[Dataset records]
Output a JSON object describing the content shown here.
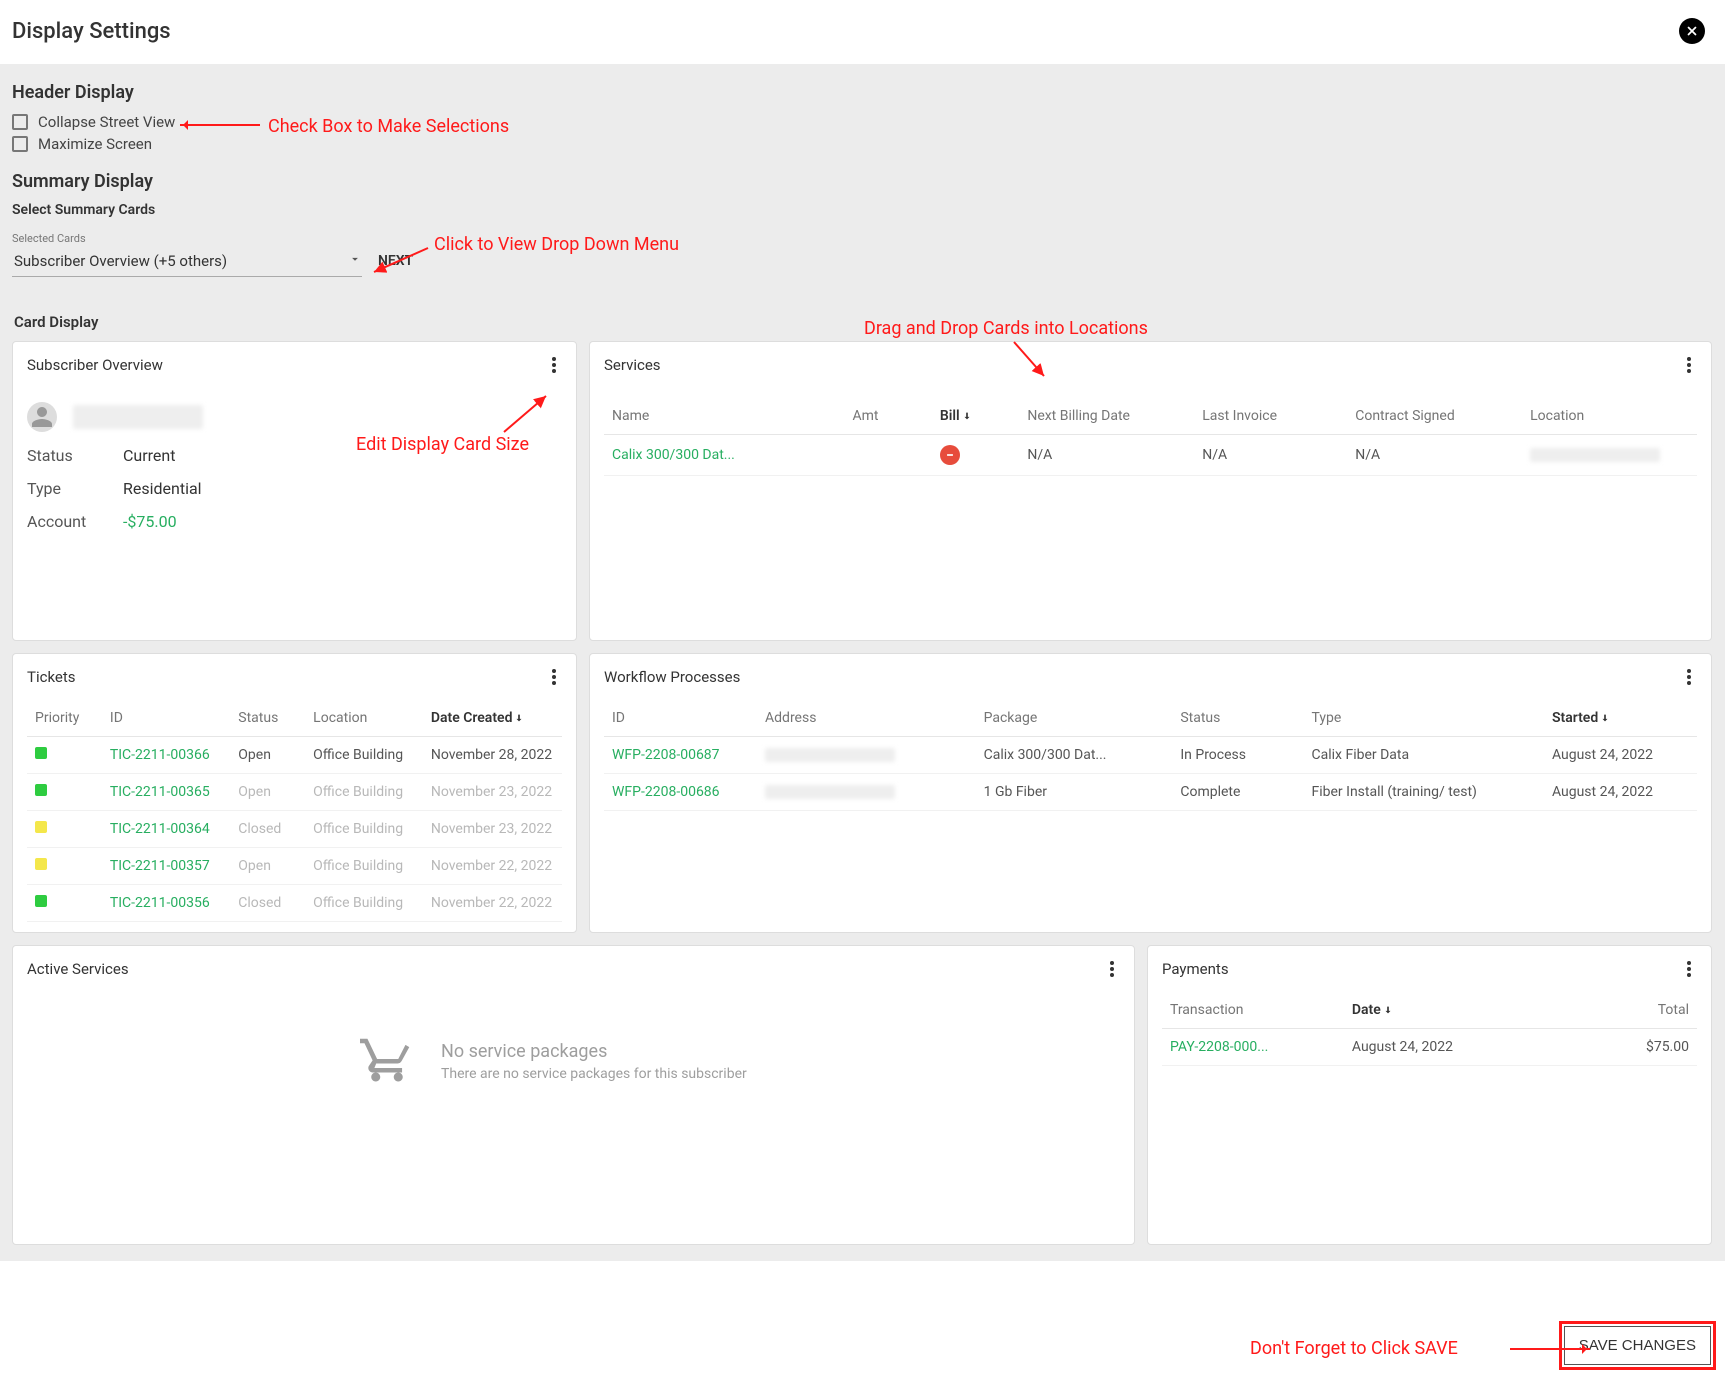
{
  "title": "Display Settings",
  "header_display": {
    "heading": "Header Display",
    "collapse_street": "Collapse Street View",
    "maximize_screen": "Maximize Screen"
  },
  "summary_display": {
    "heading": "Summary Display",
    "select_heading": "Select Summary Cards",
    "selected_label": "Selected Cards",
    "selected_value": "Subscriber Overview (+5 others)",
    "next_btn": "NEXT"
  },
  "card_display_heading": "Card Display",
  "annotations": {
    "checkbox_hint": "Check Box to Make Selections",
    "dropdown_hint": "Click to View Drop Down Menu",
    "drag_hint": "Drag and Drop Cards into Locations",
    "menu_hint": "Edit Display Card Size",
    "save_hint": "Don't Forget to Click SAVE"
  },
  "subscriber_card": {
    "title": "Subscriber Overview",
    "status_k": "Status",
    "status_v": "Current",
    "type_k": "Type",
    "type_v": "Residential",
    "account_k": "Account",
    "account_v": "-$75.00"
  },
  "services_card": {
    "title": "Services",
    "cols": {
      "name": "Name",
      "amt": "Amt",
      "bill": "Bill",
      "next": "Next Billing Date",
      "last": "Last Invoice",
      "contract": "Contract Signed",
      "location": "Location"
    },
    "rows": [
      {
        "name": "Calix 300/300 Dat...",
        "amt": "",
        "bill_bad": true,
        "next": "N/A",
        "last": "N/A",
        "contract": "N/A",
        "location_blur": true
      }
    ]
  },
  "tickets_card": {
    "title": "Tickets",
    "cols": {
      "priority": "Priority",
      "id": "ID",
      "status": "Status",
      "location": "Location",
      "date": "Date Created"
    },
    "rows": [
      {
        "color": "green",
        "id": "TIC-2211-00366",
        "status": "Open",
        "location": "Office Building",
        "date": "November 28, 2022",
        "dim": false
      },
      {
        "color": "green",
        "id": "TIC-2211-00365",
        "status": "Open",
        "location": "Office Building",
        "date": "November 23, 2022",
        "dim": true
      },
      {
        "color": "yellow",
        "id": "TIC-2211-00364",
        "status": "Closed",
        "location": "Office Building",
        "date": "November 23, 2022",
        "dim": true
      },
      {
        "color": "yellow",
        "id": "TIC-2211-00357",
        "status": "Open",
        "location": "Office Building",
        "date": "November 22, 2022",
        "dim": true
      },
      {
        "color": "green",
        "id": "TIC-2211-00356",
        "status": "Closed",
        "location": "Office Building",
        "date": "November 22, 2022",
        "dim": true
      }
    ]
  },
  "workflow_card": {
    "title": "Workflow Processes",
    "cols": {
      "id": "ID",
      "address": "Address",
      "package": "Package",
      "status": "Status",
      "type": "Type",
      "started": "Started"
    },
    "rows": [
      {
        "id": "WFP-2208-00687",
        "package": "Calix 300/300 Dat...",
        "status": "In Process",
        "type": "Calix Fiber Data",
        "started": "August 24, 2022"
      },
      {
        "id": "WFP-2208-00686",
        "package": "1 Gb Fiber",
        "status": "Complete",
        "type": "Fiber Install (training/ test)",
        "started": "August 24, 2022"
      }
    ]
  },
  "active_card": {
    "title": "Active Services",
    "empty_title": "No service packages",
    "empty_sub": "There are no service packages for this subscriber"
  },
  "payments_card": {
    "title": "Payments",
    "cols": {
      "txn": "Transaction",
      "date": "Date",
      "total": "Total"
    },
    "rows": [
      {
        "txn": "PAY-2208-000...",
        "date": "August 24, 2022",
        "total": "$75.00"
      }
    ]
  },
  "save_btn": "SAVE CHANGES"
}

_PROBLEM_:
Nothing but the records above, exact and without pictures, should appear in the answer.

_TASK RESULT_:
Output a JSON object describing the content shown here.
{
  "title": "Display Settings",
  "header_display": {
    "heading": "Header Display",
    "collapse_street": "Collapse Street View",
    "maximize_screen": "Maximize Screen"
  },
  "summary_display": {
    "heading": "Summary Display",
    "select_heading": "Select Summary Cards",
    "selected_label": "Selected Cards",
    "selected_value": "Subscriber Overview (+5 others)",
    "next_btn": "NEXT"
  },
  "card_display_heading": "Card Display",
  "annotations": {
    "checkbox_hint": "Check Box to Make Selections",
    "dropdown_hint": "Click to View Drop Down Menu",
    "drag_hint": "Drag and Drop Cards into Locations",
    "menu_hint": "Edit Display Card Size",
    "save_hint": "Don't Forget to Click SAVE"
  },
  "subscriber_card": {
    "title": "Subscriber Overview",
    "status_k": "Status",
    "status_v": "Current",
    "type_k": "Type",
    "type_v": "Residential",
    "account_k": "Account",
    "account_v": "-$75.00"
  },
  "services_card": {
    "title": "Services",
    "cols": {
      "name": "Name",
      "amt": "Amt",
      "bill": "Bill",
      "next": "Next Billing Date",
      "last": "Last Invoice",
      "contract": "Contract Signed",
      "location": "Location"
    },
    "rows": [
      {
        "name": "Calix 300/300 Dat...",
        "amt": "",
        "bill_bad": true,
        "next": "N/A",
        "last": "N/A",
        "contract": "N/A",
        "location_blur": true
      }
    ]
  },
  "tickets_card": {
    "title": "Tickets",
    "cols": {
      "priority": "Priority",
      "id": "ID",
      "status": "Status",
      "location": "Location",
      "date": "Date Created"
    },
    "rows": [
      {
        "color": "green",
        "id": "TIC-2211-00366",
        "status": "Open",
        "location": "Office Building",
        "date": "November 28, 2022",
        "dim": false
      },
      {
        "color": "green",
        "id": "TIC-2211-00365",
        "status": "Open",
        "location": "Office Building",
        "date": "November 23, 2022",
        "dim": true
      },
      {
        "color": "yellow",
        "id": "TIC-2211-00364",
        "status": "Closed",
        "location": "Office Building",
        "date": "November 23, 2022",
        "dim": true
      },
      {
        "color": "yellow",
        "id": "TIC-2211-00357",
        "status": "Open",
        "location": "Office Building",
        "date": "November 22, 2022",
        "dim": true
      },
      {
        "color": "green",
        "id": "TIC-2211-00356",
        "status": "Closed",
        "location": "Office Building",
        "date": "November 22, 2022",
        "dim": true
      }
    ]
  },
  "workflow_card": {
    "title": "Workflow Processes",
    "cols": {
      "id": "ID",
      "address": "Address",
      "package": "Package",
      "status": "Status",
      "type": "Type",
      "started": "Started"
    },
    "rows": [
      {
        "id": "WFP-2208-00687",
        "package": "Calix 300/300 Dat...",
        "status": "In Process",
        "type": "Calix Fiber Data",
        "started": "August 24, 2022"
      },
      {
        "id": "WFP-2208-00686",
        "package": "1 Gb Fiber",
        "status": "Complete",
        "type": "Fiber Install (training/ test)",
        "started": "August 24, 2022"
      }
    ]
  },
  "active_card": {
    "title": "Active Services",
    "empty_title": "No service packages",
    "empty_sub": "There are no service packages for this subscriber"
  },
  "payments_card": {
    "title": "Payments",
    "cols": {
      "txn": "Transaction",
      "date": "Date",
      "total": "Total"
    },
    "rows": [
      {
        "txn": "PAY-2208-000...",
        "date": "August 24, 2022",
        "total": "$75.00"
      }
    ]
  },
  "save_btn": "SAVE CHANGES"
}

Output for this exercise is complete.